See? George Couros continues to challenge me. How great is that?
At our last school board meeting, some of the people on my Fife Mr. Rushmore of educators and educational leaders were in attendance. Namely Dave Britton and Jeff Short. Both were well into their careers when I started as a barely 22 year old teacher.
Jeff’s oldest daughter was in 7th grade when I started teaching. His 2nd daughter, whom I had in class, is now a teacher in our district. And has been for some time. Both of these guys represent the foundation of my career. There are a lot of people involved in raising up a new teacher. The process continues with our educators now. Either on purpose or vicariously, people are raised up in the profession.
Here’s are two stories about Dave and Jeff. After I had been teaching for 16 years, I was ready to make the move to administration. I literally took Dave’s position at our high school, as an assistant principal. Dave met with John McCrossin and me, as the two new APs at FHS. It was two younger guys meeting with a sage advisor. He said, “Ok guys. You need to think of this place as a rock. Your job is to keep things from chipping away at the rock. Little things make a big difference. Don’t let the little things go. You guys are next up and you have a job to do to keep the place going. Keep it great. Pay attention.” Dave was passing along expectations for us as the next line of leaders. I will never forget that conversation. It had a huge impact on me.
Jeff was named as the principal at FHS and John and I were his assistant principals. After being a teacher for a long time, I was used to being a good guy. Kids liked me, liked my classes, it was all great. I was worried about the change to AP. APs deal with a lot of challenging things. Discipline being one. Jeff’s direct comment was, “Remember. They’re still just kids. The job will be what you make it.” And he was right. I had the choice of how I wanted to be as an AP. And I wanted to be a fair, reasonable, and supportive AP. The job taught me about the ‘tough call’. It taught me to pay attention to the process. And it reinforced for me Dave’s insistence on paying attention to the little things.

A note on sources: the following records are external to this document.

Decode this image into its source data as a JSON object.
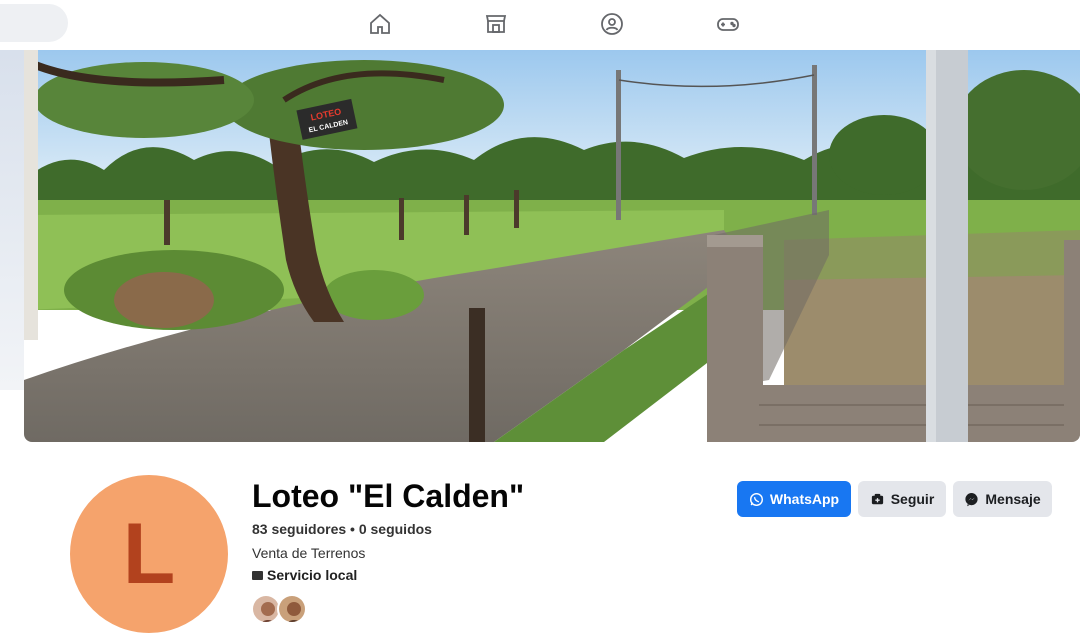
{
  "nav": {
    "items": [
      {
        "icon": "home-icon"
      },
      {
        "icon": "marketplace-icon"
      },
      {
        "icon": "groups-icon"
      },
      {
        "icon": "gaming-icon"
      }
    ]
  },
  "cover": {
    "sign_text_line1": "LOTEO",
    "sign_text_line2": "EL CALDEN"
  },
  "profile": {
    "avatar_letter": "L",
    "avatar_color": "#f5a36c",
    "avatar_letter_color": "#b2421e",
    "name": "Loteo \"El Calden\"",
    "stats": "83 seguidores • 0 seguidos",
    "category": "Venta de Terrenos",
    "service": "Servicio local"
  },
  "actions": {
    "whatsapp_label": "WhatsApp",
    "follow_label": "Seguir",
    "message_label": "Mensaje",
    "primary_color": "#1877f2"
  }
}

So it was great to see these two again. And thank them for their profound impact on thousands and thousands of people, stretching over decades, rippling outward still.
And for impacting me. Gave me my roots and my foundation.
Just in my office working on stuff that needs to be worked on. Glanced at my tweetdeck feed, and saw this quote, from Monte Syrie.
The 4 words that hit me the hardest. “Grace needs no reason.” Just let that phrase marinate for a bit. Wow. One of our leaders, Dr. Lindsay Lombardo, swung by my office just as I was starting to write this blogpost. I laid those 4 words on her, and she said, “That is the definition of grace.” Wow again.
In an earlier blogpost, ‘5 Great Ways to Let Kids Know You Care About Them’, I touched on the idea of grace from a teacher point of view. “Forgiveness > Punishment. Showing grace to a kid when he/she goofed up never, not once, came back to bite me. Deepens trust and respect. When it gets to the point where a kid can’t imagine going sideways in your class, you know that trust, respect, and relationships are rock solid in place. It takes work, but it’s fun work. Eventually you also gain the power of reputation. Don’t take that for granted, but it is nice to have.”
The other quote that has been on my mind for awhile now comes from Todd Whitaker. I may have already written about this one, but the old memory isn’t what it once was. He said, “It’s a lot easier to criticize a leader than it is to be one.” Well that rings a lot of bells all over the place ‘these days’. I look at our classroom, building and district leaders. I see a lot of caring, driven, passionate leaders. And they’re tired. And I know that part of that weariness comes from criticism. Unfounded, unwarranted criticism.